EXERCISE DETAILS:
Among the entries below, find each line with "name" and show it.

(Entries from a dataset of interfaces)

....

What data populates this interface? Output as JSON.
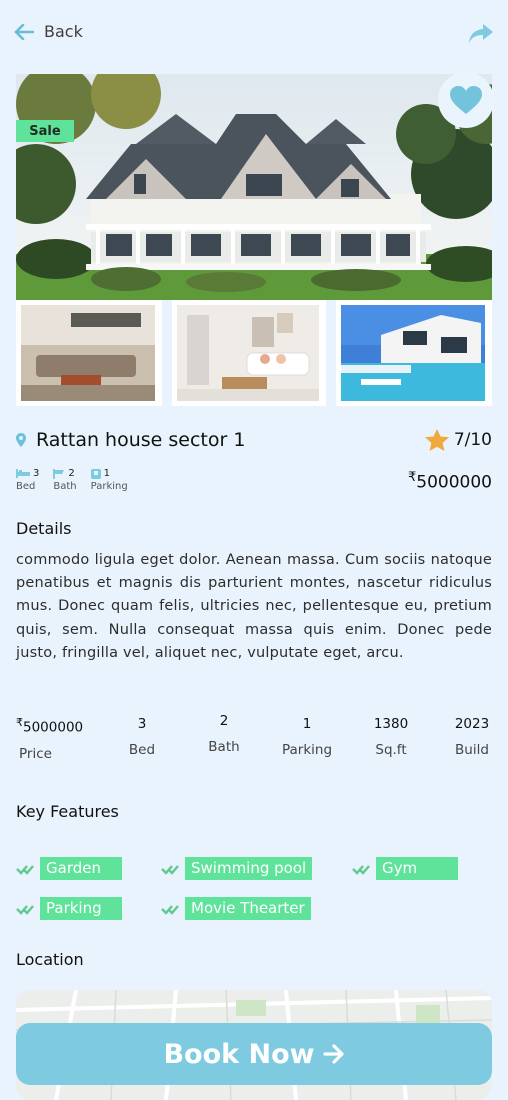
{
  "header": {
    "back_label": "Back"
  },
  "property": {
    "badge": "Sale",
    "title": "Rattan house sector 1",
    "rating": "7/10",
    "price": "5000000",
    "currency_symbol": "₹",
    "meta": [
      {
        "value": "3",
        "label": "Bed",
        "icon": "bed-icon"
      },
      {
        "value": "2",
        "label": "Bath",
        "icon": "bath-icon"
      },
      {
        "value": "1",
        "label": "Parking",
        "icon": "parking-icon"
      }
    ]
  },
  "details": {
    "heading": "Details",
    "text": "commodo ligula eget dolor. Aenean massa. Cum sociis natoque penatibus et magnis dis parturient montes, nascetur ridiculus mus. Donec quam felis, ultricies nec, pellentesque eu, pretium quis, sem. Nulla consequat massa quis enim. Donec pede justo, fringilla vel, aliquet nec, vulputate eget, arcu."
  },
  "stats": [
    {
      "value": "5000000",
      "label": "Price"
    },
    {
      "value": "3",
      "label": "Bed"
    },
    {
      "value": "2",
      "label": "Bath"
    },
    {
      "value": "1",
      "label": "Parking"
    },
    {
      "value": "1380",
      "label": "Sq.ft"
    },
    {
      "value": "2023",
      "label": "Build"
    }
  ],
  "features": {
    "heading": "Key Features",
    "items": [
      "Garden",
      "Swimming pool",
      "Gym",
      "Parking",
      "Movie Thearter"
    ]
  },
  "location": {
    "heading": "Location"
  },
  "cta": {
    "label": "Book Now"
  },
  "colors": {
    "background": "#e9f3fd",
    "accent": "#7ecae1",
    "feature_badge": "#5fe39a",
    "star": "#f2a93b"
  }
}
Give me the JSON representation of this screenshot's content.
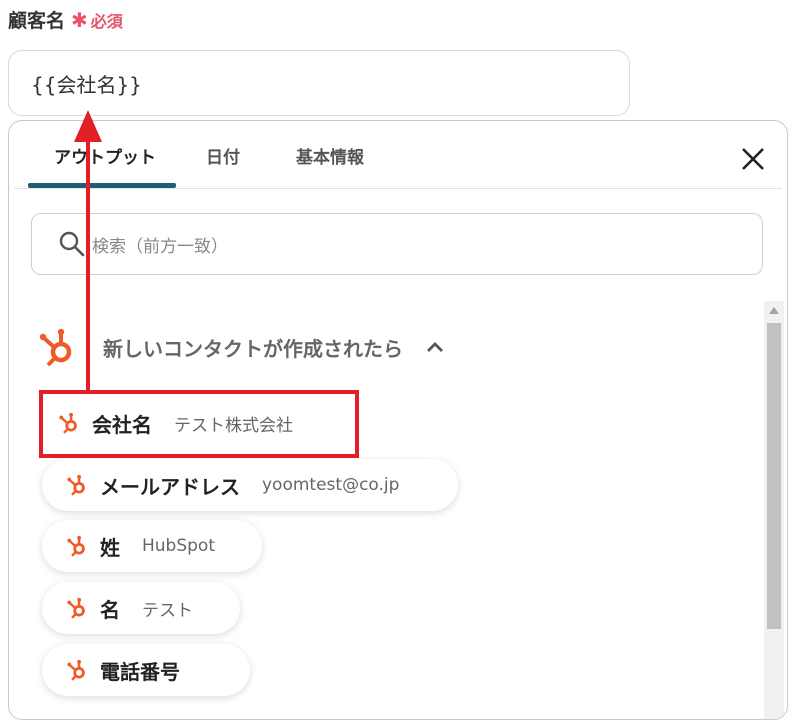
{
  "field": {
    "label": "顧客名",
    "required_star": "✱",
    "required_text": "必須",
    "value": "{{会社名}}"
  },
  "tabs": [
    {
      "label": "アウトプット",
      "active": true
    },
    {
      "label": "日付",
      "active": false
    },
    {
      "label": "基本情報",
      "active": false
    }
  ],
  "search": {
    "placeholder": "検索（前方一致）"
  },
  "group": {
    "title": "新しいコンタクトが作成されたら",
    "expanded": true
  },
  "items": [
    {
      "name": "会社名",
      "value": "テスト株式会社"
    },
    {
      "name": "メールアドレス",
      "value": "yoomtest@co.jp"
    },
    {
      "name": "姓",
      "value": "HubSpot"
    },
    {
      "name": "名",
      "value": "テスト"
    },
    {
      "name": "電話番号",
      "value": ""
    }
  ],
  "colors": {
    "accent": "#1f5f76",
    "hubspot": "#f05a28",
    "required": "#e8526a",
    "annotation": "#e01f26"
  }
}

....

ANSWER BELOW:
      "name": "会社名",
      "name": "メールアドレス",
      "name": "姓",
      "name": "名",
      "name": "電話番号",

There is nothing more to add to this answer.